Wrapper Layout Renderers are coming to NLog 2.0

22 Nov 2008

NLog v2 branch has a new cool feature called Wrapper Layout Renderers which would help me restructure code to make it more maintainable and testable. I’d like to hear your opinion about it.

What are Wrapper Layout Renderers (WLRs)?

Similar to wrapper targets, WLRs can modify output of other layout renderers, by doing textual transformations like:

  • uppercase/lowercase conversion
  • padding, trimming, alignment
  • search/replace
  • elision of excessive text
  • encryption / masking of sensitive information
  • cryptographic transformations (calculating MD5, SHA1 hashes, HMAC checksums)
  • encoding: base64/uuencode, etc.

Note that in NLog v1 many of those concerns are handled by LayoutRenderer itself. Being able to separate them into standalone, extensible classes is very convenient as you can add them separately and all existing layout renderers will be able to benefit from them.

Here’s how you use them:

  • ${uppercase:${level}} - will print log level in uppercase
  • ${rot13:${message}} - will print ROT13 “encrypted” message

For configuration file compatibility, you will still be able to use uppercase, lowercase, padding attributes that you know from NLog v1 directly on layout renderers etc.

To implement a wrapper, all you have to do is to create a class derived from WrapperLayoutRendererBase that overrides the Transform() method and apply the usual LayoutRenderer attribute.

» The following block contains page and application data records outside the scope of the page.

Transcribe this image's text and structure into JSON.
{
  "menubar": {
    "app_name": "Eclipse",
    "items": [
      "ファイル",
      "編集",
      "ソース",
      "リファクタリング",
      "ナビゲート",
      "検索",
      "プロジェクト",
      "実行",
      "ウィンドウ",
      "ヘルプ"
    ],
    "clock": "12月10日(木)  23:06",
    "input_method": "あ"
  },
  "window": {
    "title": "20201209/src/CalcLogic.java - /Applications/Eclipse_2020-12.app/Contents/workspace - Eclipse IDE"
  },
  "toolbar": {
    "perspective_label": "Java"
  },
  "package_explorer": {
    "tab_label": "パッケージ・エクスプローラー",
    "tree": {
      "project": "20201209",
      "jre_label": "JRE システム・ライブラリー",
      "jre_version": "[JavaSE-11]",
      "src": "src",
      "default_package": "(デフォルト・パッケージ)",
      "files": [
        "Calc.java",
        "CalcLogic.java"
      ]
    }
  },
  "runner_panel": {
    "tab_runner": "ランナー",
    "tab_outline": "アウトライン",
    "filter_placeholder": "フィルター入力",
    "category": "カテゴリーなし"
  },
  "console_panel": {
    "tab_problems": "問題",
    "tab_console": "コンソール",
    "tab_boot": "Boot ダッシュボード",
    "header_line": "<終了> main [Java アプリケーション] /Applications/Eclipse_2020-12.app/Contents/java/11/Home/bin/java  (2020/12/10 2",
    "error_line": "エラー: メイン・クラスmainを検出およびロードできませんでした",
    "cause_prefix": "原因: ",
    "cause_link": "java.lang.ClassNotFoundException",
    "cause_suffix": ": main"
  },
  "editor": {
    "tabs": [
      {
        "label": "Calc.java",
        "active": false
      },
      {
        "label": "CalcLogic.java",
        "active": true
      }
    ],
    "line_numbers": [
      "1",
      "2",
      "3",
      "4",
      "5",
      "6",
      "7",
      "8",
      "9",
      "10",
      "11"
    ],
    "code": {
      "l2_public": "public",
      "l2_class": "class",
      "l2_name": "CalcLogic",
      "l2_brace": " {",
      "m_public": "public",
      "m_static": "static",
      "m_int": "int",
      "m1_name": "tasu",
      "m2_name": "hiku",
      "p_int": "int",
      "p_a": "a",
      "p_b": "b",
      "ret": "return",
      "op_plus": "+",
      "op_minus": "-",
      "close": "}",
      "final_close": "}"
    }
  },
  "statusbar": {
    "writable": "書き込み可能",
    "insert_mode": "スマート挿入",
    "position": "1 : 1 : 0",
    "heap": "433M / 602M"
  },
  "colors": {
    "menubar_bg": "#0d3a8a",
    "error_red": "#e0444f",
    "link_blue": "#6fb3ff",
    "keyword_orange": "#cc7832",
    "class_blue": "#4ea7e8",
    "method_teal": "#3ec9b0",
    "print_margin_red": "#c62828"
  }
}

Here’s the ROT13 wrapper, which implements Caesar’s cipher.

public sealed class Rot13LayoutRendererWrapper: WrapperLayoutRendererBase
    protected override string Transform(string text)
        return DecodeRot13(text);

You can of course define public properties as be able to set their values as with regular layout renderers. I’m planning to add an additional concept called ambient properties which will help maintain NLog v1 compatibility while being very extensible. Ambient properties are properties that appear as if they were present on all layout renderers and when you actually use them, they add an implicit wrapper. This allows you to write: ${level:uppercase=true:padding=-10} instead of ${padding:padding=-10:${uppercase:${level}}}

Whenever layout parser encounters an unknown property (such as “uppercase” which doesn’t exist on LevelLayoutRenderer anymore) it will look for layout renderers which define [AmbientProperty(“UpperCase”)] and will instantiate them and use to wrap the original layout renderer:

public sealed class UpperCaseLayoutRendererWrapper : WrapperLayoutRendererBase
    private bool _upperCase = false;
    public bool UpperCase
        get { return _upperCase; }
        set { _upperCase = value; }
    protected override string Transform(string text)
        return UpperCase ? text.ToUpperInvariant() : text;